Some specialty shipping companies have expertise in packing collectibles. While it could be expensive, sometimes special expertise is best. Porcelain and bisque dolls also need time to acclimatize before you unpack them for display. It can take a couple of days to allow the doll to adjust to the new location.
Important: Never use plastic boxes, bags or bins to store vintage dolls or clothing. They can trap moisture and encourage mould or mildew, which could ruin your dolls, clothing or accessories.
Humidity and temperature are the enemies of dolls, and extremes or either can damage your treasures. A temperature-controlled location in your home, such as a closet, a trunk or a dresser in a room in your home is ideal.
The attic, basement or garage are not. Not only are the temperature fluctuations more significant, but you run the risk of water, pests or insects damaging your dolls.
Another option is a climate-controlled self-storage unit. For more, see: 3 Reasons You Might Need a Climate-Controlled Storage Unit
Do’s and Don'ts of Collectible Doll Storage
- Take time to learn what material your dolls are made of. There are lots of doll museums and collectors who are happy to help, and there are many reference books available at your local library.
- Work in dim light. Direct sunlight, fluorescent light and bright light can damage your dolls.

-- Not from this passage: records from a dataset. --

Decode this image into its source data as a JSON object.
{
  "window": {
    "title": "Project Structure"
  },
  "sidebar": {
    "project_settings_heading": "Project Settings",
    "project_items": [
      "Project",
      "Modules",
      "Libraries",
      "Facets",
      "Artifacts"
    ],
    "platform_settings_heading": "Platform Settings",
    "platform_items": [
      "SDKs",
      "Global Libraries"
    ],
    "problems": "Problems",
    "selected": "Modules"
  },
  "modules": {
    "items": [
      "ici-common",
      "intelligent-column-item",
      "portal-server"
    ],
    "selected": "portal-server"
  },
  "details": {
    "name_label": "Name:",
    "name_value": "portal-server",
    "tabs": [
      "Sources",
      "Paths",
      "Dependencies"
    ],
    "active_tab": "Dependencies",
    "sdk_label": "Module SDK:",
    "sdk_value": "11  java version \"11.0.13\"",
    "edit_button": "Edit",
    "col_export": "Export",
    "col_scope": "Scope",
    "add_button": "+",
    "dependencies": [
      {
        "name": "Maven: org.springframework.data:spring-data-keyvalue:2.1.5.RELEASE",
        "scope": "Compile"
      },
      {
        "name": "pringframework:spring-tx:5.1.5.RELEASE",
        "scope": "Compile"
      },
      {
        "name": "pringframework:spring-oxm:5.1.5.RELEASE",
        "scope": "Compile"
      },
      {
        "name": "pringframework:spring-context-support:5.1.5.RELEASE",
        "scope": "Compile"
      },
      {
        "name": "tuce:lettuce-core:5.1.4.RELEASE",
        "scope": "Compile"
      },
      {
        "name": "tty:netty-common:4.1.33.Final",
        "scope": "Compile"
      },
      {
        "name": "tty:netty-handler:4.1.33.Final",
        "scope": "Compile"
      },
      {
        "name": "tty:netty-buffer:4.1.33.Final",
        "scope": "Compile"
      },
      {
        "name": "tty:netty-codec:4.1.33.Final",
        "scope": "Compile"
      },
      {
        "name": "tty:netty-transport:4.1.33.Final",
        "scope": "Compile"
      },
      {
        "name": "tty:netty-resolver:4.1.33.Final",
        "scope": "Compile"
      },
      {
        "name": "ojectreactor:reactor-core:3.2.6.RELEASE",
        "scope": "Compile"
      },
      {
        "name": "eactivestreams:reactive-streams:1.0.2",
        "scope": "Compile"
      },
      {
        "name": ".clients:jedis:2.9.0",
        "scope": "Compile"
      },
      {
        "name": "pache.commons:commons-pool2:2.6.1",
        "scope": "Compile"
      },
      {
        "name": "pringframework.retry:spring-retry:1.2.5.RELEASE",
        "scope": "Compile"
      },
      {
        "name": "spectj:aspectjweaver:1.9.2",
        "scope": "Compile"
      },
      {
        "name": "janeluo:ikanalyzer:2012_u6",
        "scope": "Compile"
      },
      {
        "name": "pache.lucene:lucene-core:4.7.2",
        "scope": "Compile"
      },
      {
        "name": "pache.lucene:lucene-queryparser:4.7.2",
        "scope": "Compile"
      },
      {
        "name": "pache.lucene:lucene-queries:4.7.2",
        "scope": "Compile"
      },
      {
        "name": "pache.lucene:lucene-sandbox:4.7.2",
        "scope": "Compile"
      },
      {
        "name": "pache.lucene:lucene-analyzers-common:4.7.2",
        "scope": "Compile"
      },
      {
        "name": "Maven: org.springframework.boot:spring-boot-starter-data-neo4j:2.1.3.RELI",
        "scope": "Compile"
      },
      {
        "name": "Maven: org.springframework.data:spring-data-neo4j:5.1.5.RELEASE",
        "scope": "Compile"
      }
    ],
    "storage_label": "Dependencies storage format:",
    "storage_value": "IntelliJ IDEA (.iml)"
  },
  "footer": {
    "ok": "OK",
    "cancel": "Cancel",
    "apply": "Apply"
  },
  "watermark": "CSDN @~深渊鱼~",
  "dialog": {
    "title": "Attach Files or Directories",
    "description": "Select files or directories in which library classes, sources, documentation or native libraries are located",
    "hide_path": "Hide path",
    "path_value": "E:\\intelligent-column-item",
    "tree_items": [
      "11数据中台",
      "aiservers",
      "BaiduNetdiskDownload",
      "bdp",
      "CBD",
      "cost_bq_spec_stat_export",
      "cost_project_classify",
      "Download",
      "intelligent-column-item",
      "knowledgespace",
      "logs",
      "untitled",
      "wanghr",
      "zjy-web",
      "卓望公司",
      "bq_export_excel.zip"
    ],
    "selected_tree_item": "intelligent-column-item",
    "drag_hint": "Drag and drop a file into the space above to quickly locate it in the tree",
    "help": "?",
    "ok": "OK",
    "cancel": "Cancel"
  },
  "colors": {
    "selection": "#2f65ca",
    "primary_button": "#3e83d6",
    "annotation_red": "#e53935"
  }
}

- Protect your hands by wearing white cotton gloves. The oil from your hands can leave stains on porcelain or bisque dolls and antique clothing.
- Invest in proper storage materials to protect your dolls.
- Keep your dolls in a temperature-controlled location.
- Use plastic boxes, bins or bags to store dolls, accessories or clothing. The plastic can hold moisture which can lead to mildew or mold.
- Keep your dolls in a location that is prone to extreme temperature, humidity or moisture fluctuations. A temperature-controlled environment is best.
- Use harsh cleaning materials to clean your dolls. Do some research before you start cleaning.
- Put vintage or antique doll clothes in the washer or dryer. The delicate fabrics could fall apart.
- Wrap your dolls in a newspaper. The acid and ink can damage your dolls or stain the clothing.
- Display your dolls in an area with bright or direct sunlight.
Dolls can be a snapshot of a time gone by, a keeper of secrets and memories or a valuable collectible. Taking time to care for them properly is an investment worth making.